Trump’s disaffected blue-collar voters are a declining share of the electorate, but the bad news for Trump is how much voter turnout was growing among Biden’s coalition before the COVID-19 scare. Participation was up 70% in Virginia, 40% in Texas and 30% in Michigan over the 2016 primaries, and Biden enjoyed considerable strength with blue-collar workers in Michigan—a state critical to Trump’s chances.
COVID-19, the economy, bad messaging, and inaction on critical middle-class issues will hurt Trump big time in November.
America’s experience with the Spanish flu a century ago provides critical clues about how the epidemic will play out this spring and summer. Then as now, the illness was spread by respiratory droplets and primarily killed by inflicting pneumonia and other complications. State and local politicians and health officials were the frontline actors.
Philadelphia acted slowly and initially downplayed the virus—it allowed a Liberty Loan parade drawing 200,000 people and that filled hospitals within 72 hours. St. Louis did best by openly addressing the crisis and moving quickly to implement individual quarantines and banning public gatherings.
When the coronavirus first arrived, Washington state and other jurisdictions could have moved faster but the Trump administration sent a confused message about the need for decisive action—now the president is vulnerable. As infections and deaths mount, the president will get the blame.
Actions in the present count more than historical gaffs.
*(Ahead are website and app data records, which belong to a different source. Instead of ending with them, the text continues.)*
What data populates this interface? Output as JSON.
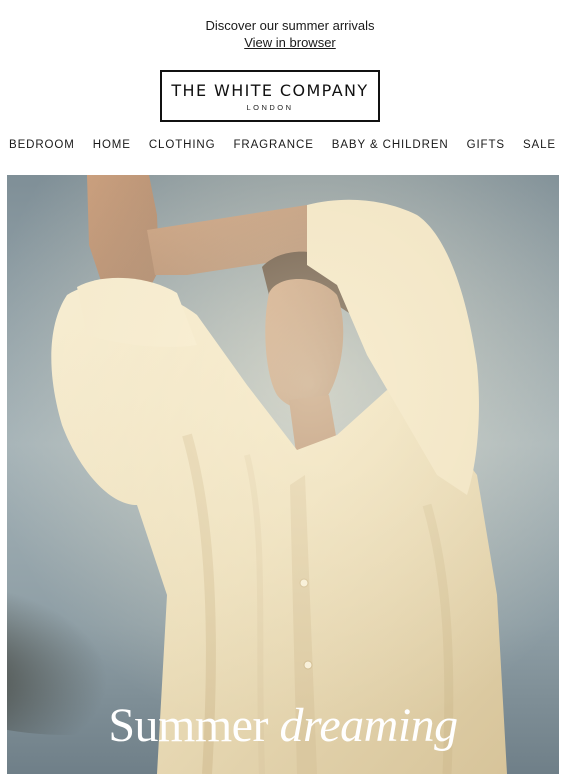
{
  "preheader": {
    "tagline": "Discover our summer arrivals",
    "view_link": "View in browser"
  },
  "brand": {
    "name": "THE WHITE COMPANY",
    "location": "LONDON"
  },
  "nav": {
    "items": [
      {
        "label": "BEDROOM"
      },
      {
        "label": "HOME"
      },
      {
        "label": "CLOTHING"
      },
      {
        "label": "FRAGRANCE"
      },
      {
        "label": "BABY & CHILDREN"
      },
      {
        "label": "GIFTS"
      },
      {
        "label": "SALE"
      }
    ]
  },
  "hero": {
    "headline_regular": "Summer",
    "headline_italic": "dreaming",
    "image_subject": "woman in linen shirt with arms raised against sea sky"
  },
  "colors": {
    "text": "#1a1a1a",
    "sky": "#8c9aa1",
    "linen": "#eadcb8",
    "skin": "#b98a69"
  }
}
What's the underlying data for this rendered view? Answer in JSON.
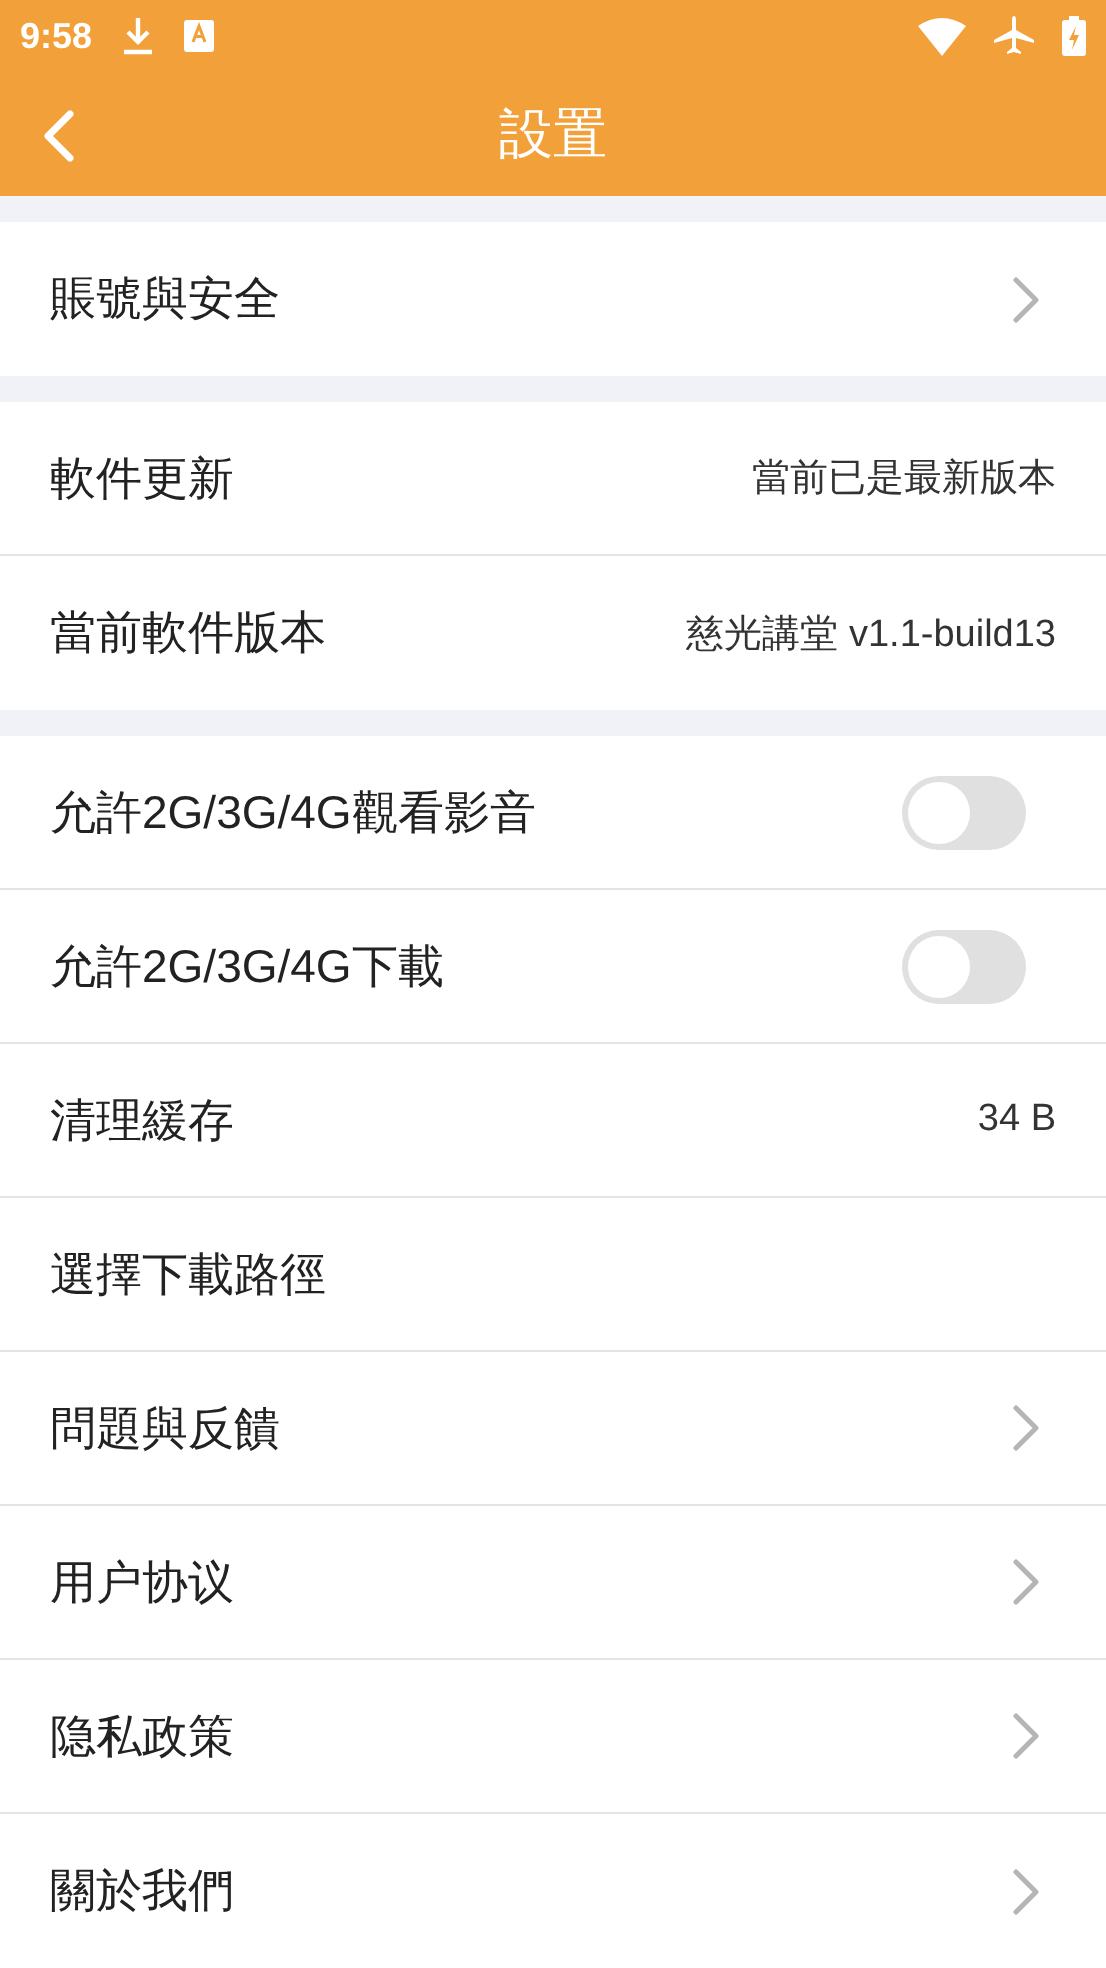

Biden’s flipflopping on China and abortion and lethargic demeanor won’t give Trump enough ammunition if the country is suffering from fever.
China and Italy are already in recession, and if the contagion does not subside with warm weather, infection rates easily could be high and enduring enough for the U.S. economy to score a deep recession in the second and third quarters.
Trump needs to expand his appeal beyond disaffected blue-collar workers and find an issue to pound other than a great economy and stock market. Paradoxically, if he looks to the disappointed among Sanders’s base, he could still win.
Median household incomes have recovered from the Great Recession but costs for housing, health care, and higher education tuition and debt are rocketing. The Trump administration and Republican Senate hardly have put up impressive records on these issues..
As the incumbent, Trump still controls the ball and could throw one last Hail Mary pass—forgive student debt.
In the early primaries, Sanders did well with Latinos but young folks, who are terribly burdened with student loans and skeptical of Biden, did not turn out in large numbers. That’s where the potential additional votes are, and he should put Larry Kudlow’s economic brain thrust to work on a solution.
Washington is the principle creditor—the federal government now holds or guarantees 90% of the $1.6 trillion college debt. Trump can send Congress a bill to wipe away those loans and buy up the remaining 10% by issuing new bonds and advocate tuition reforms. Capital markets are eager to absorb the bonds, or the Federal Reserve could purchase them to give the economy a giant boost.
Democrats in Congress don’t want to forgive the loans of six-figure Wall Street bankers, physicians and attorneys at big law firms, but Trump could force them to do the heavy lifting of whittling down the bill and bear voter disappointment.
Debt forgiveness would tap a huge vein of voters Biden didn’t win from Sanders and save the day for the president.